In a world rotten with singer-songwriters it takes a craftsman to cut through the din. Tom Fidgen’s latest release A Boy Called Fish is a finely crafted sonic offering rooted in Fidgen’s propensity for writing great songs that don’t mimic the flavour of the day. Tom has that uncompromising ability to write his way, arrange his way, sing his way without apology.
The 9 tracks on A Boy Called Fish are true to Fidgen form–edgy production, thoughtful and poetic lyrics, and a sense that these songs are second cousins to each other, best taken together in one sitting. You know, the old concept of an album as the sum of its parts, not random singles. Or in Fidgenian wisdom, the album is a “school” of songs.
The album does have some stand-out “singles” to feed to the radiocracy –the opening track “Weeds of October” comes to mind as a contender, as well as “Weather Vanes” and “Diamonds”. Listening to the entire album gives one the sense that this artistic output has a more modern vision of progress and success than commercial radio could ever deliver.
The album is produced by long time collaborator and friend Stuart Cameron, who produced Sunfish’s self-titled 1993 indie release, back when an indie release was an achievement in itself. Sunfish garnered critical acclaim with their first record and followed it up with the 1994 release of mola mola and the rest is history. Regular rotation on commercial radio, national tours, awards and accolades.
This is the fourth solo album by Tom Fidgen and the first in 9 years. Supporting musical collaborators include Cameron, Dahmnait Doyle with her subtle, textured harmonies, Chris Church and his many strings, Steven Szczesniak on drums, Peter Fusco on bass and Blake Manning on loops and glockenspiel.
The album is available at tomfidgen.com.
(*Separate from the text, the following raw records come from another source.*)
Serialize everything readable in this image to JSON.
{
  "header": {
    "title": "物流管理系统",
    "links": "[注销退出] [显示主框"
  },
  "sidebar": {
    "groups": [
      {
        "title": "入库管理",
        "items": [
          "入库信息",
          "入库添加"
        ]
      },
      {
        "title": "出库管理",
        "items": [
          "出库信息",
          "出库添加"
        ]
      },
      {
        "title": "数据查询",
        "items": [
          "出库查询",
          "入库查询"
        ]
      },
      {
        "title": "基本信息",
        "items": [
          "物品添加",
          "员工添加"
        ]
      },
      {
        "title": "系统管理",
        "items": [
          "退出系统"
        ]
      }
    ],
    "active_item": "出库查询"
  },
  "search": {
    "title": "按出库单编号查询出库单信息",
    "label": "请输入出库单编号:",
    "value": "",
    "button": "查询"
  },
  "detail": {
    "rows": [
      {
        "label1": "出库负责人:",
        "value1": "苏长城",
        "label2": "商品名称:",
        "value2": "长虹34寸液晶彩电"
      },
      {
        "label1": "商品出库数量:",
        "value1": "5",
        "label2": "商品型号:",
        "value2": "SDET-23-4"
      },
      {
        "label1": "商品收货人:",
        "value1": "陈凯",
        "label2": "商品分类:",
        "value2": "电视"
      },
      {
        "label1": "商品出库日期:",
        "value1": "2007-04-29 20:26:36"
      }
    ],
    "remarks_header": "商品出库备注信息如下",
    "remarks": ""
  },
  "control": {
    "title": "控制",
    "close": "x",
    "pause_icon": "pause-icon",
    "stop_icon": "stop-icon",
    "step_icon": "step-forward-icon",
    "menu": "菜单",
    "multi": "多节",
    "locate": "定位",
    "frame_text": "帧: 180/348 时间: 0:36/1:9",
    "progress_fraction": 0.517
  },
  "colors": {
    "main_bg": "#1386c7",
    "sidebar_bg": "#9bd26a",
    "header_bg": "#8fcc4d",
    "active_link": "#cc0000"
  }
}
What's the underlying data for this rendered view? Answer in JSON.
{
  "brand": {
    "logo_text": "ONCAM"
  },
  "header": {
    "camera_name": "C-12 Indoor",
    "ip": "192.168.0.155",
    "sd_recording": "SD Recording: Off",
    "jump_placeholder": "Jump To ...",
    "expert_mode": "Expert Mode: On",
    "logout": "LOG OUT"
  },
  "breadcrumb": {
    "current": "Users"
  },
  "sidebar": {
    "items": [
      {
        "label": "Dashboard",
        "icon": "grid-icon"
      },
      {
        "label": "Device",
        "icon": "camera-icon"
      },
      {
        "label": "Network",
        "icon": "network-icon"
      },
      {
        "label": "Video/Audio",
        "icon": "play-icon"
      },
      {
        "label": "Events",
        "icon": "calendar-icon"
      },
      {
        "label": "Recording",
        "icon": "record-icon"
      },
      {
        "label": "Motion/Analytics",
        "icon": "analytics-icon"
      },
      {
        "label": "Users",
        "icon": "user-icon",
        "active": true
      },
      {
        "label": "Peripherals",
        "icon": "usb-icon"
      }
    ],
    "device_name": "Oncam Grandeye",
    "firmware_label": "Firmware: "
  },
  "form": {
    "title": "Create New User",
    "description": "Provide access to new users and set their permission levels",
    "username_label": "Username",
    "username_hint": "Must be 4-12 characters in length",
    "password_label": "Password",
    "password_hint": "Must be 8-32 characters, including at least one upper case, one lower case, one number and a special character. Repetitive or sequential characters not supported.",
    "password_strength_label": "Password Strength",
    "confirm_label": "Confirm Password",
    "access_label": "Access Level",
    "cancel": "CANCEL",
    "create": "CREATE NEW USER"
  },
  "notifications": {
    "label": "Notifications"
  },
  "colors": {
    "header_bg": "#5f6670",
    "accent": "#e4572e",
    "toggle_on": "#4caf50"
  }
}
Twelve bucks for a hard copy. Download purchase available as well for $8.91.
I give A Boy Called Fish 8 mackerel out of 10.